While in the area we visited Beirut in the Lebanon. We also visited the towns of Homs and Hama, now sadly famous for their role in the civil war. Back then Homs was renowned as the city where the most beautiful women in Syria came from and Hama was known for its norias which were giant waterwheels. We also visited the crusader fort, Krak De Chevaliers. Lawrence of Arabia considered it one of the finest castles in the world, as Lawrence described it in his undergraduate tour in 1909.
While in Damascus we decided to visit Aleppo, the dead cities lie between Aleppo and Damascus so we could visit them on the way. Victor was keen to stay at the Baron Hotel in Aleppo. He had already made contact with the Le Pont gallery in Aleppo, which was the Middle East’s first photographic gallery, where he was to give a talk on his work.
We arrived at the Baron hotel where Victor had arranged to meet Issa Touma the director of the Le Pont gallery.
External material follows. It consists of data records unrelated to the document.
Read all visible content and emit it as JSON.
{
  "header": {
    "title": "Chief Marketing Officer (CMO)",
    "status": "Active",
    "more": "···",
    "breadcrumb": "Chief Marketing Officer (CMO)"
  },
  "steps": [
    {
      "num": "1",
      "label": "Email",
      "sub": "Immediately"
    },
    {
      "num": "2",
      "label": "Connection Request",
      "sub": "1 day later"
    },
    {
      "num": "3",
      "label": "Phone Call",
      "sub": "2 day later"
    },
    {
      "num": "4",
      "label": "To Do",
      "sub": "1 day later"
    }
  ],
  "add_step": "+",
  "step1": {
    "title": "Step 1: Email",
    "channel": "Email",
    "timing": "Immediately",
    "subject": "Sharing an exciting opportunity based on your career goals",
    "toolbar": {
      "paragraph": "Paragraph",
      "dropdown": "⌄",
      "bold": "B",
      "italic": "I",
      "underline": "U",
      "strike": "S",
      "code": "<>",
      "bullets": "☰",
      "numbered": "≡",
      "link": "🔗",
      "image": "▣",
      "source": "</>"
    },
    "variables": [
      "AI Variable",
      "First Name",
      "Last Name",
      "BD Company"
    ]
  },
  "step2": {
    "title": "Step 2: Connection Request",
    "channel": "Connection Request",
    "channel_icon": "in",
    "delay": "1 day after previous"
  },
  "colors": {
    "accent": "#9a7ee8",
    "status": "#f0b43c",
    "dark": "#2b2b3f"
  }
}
We met in the old bar where many years before, German and British spies had rubbed shoulders. We were given Agatha Christie’s old room, outside of which remained the original poster for the Orient Express, which is said to have given the writer the idea for her book ‘Murder on the Orient Express’. She stayed here with her husband the archaeologist Sir Max Mallowen.
The hotel retained some its faded grandeur, and I remember Victor photographing the thick folded linen and a brass plate which had been placed under a door to prevent the wood from wearing. The brass was etched by many years of use. This for me was typical of the unique way Victor could spot something about a place and in one simple photograph could summarise the entire building and its history.
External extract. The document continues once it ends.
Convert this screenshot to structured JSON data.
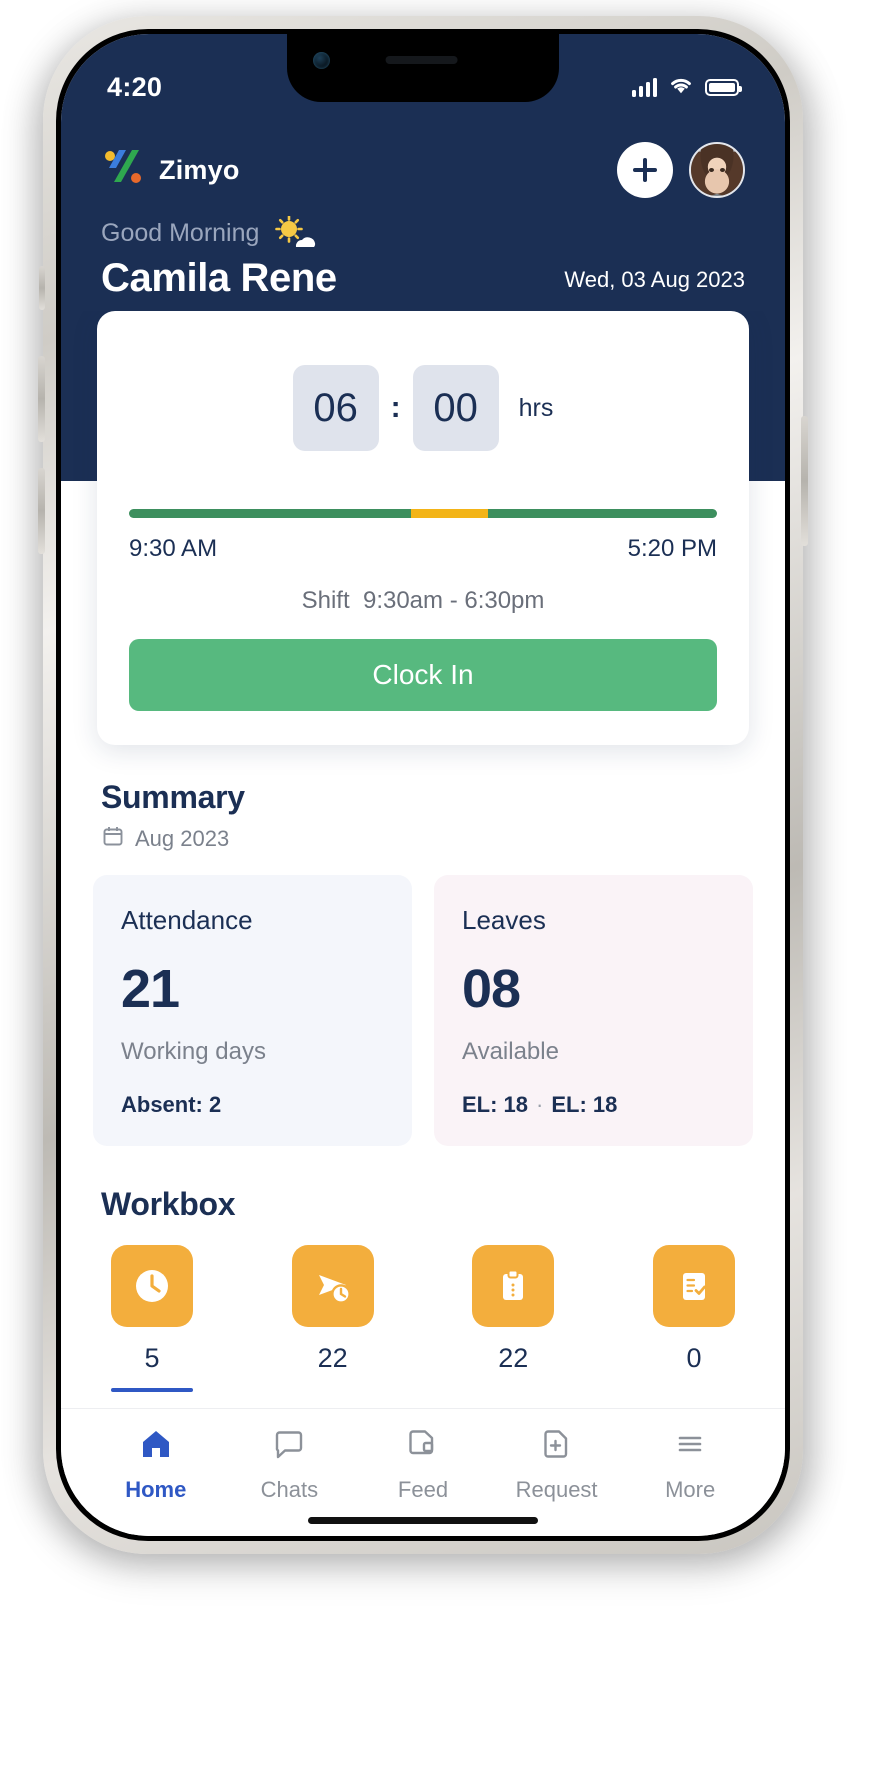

Lawrence of Arabia’s unpaid bill was proudly displayed in a glass case in the lounge. The room in which Lawrence stayed was just up the corridor from Agatha Christie’s.
I did not know then that in a few years time Victor and I would be sleeping in a Bedouin tent in the desert where Lawrence had been a soldier, and where the film ‘Lawrence of Arabia’ had been made. We would also see the rock formation in Wadi Rum that would give Lawrence the title for his book ‘Seven Pillars of Wisdom’.
It was sad to read a recent report about the hotel’s owner, Armen Mazloumian lamenting about the early days of the hotel when world leaders stayed there. Among the guests were Charles de Gaulle, David Rockefeller and Charles Lindburgh. Armen Mazloumian is the fourth generation of his family to run the hotel. He said the best years are behind us now. The hotel has been damaged and is now closed.
Outside the hotel, Aleppo was a fascinating city with an ancient Christian quarter. In its famous Souk I purchased saffron from Iraq and local soap made with olive and laurel oil, while Victor bought a silk pashmina for his adored wife Joy.
Victor met Issa, gave his talk and met with some of the Syrian photographers whose work and approach interested him. One of whom was Nazem Jawesh who created wonderful images of local people at work. Sadly the last we heard of Nazem was that he had gone north to visit family, but worryingly he has not been heard of since.
Issa Touma comes from Armenia, he took us to an Armenian restaurant where we got the best food we had ever had in the Middle East. Armenia was the first country to adopt Christianity as a state religion which meant that you could buy alcohol with your meal. The only way to access alcohol in Muslin countries is to go to a Christian quarter.
I found travelling with Victor very insightful as I was able to observe his unique way of looking and recording places and cultures. This enriched my own experience of the trip.
Brian Kennedy, 20 May 2015